== Exercise directions ==
The expected output is the full set of entries, retyped verbatim, pictures excluded.

== Data records ==
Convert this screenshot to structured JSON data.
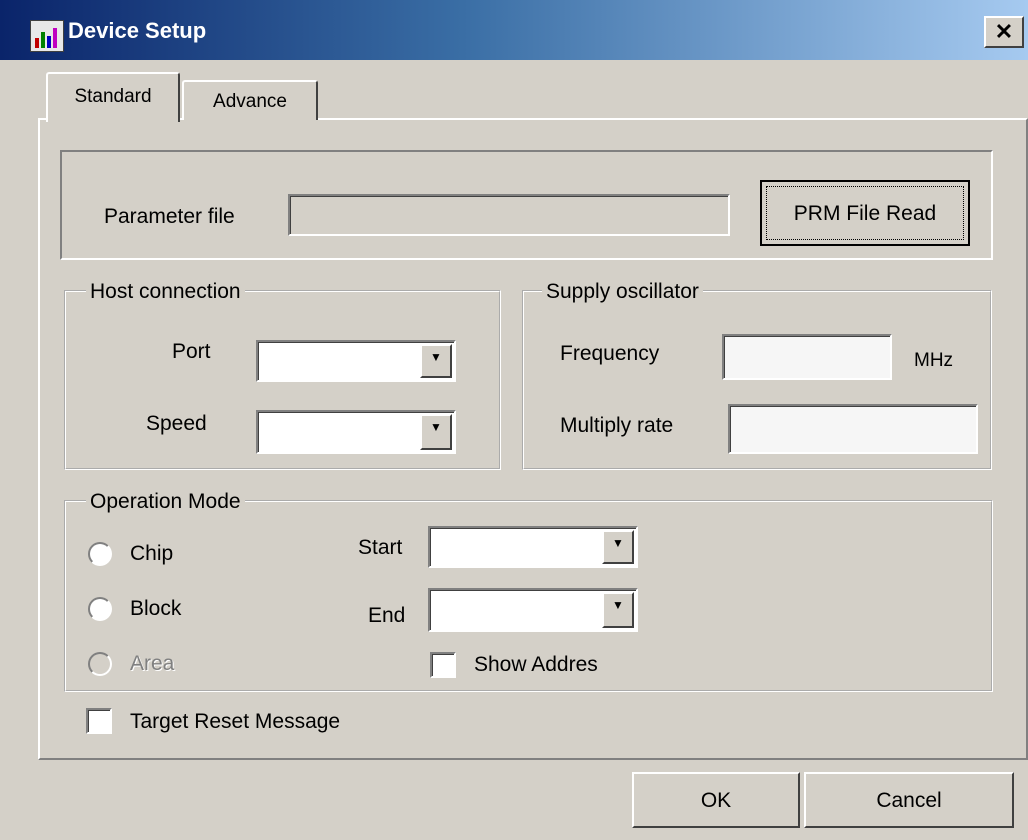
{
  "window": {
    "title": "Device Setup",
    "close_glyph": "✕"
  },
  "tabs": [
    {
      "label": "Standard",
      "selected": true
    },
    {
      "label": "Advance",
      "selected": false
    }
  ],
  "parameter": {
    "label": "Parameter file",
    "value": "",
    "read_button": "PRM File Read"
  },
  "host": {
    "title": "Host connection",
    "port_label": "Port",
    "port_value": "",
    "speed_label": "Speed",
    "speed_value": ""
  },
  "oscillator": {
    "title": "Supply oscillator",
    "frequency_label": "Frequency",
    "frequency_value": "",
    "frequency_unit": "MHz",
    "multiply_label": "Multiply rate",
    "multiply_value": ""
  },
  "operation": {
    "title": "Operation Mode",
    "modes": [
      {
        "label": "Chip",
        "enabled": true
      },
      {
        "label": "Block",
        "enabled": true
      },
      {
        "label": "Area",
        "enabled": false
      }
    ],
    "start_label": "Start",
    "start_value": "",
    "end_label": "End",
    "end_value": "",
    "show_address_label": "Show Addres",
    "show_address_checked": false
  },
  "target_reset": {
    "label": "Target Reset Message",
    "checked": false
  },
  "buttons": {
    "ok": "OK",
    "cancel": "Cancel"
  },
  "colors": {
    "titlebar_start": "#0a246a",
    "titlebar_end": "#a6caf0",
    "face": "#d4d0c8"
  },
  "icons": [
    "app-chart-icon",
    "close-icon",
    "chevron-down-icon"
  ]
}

== Answer space ==
Convert this screenshot to structured JSON data.
{
  "window": {
    "title": "Device Setup",
    "close_glyph": "✕"
  },
  "tabs": [
    {
      "label": "Standard",
      "selected": true
    },
    {
      "label": "Advance",
      "selected": false
    }
  ],
  "parameter": {
    "label": "Parameter file",
    "value": "",
    "read_button": "PRM File Read"
  },
  "host": {
    "title": "Host connection",
    "port_label": "Port",
    "port_value": "",
    "speed_label": "Speed",
    "speed_value": ""
  },
  "oscillator": {
    "title": "Supply oscillator",
    "frequency_label": "Frequency",
    "frequency_value": "",
    "frequency_unit": "MHz",
    "multiply_label": "Multiply rate",
    "multiply_value": ""
  },
  "operation": {
    "title": "Operation Mode",
    "modes": [
      {
        "label": "Chip",
        "enabled": true
      },
      {
        "label": "Block",
        "enabled": true
      },
      {
        "label": "Area",
        "enabled": false
      }
    ],
    "start_label": "Start",
    "start_value": "",
    "end_label": "End",
    "end_value": "",
    "show_address_label": "Show Addres",
    "show_address_checked": false
  },
  "target_reset": {
    "label": "Target Reset Message",
    "checked": false
  },
  "buttons": {
    "ok": "OK",
    "cancel": "Cancel"
  },
  "colors": {
    "titlebar_start": "#0a246a",
    "titlebar_end": "#a6caf0",
    "face": "#d4d0c8"
  },
  "icons": [
    "app-chart-icon",
    "close-icon",
    "chevron-down-icon"
  ]
}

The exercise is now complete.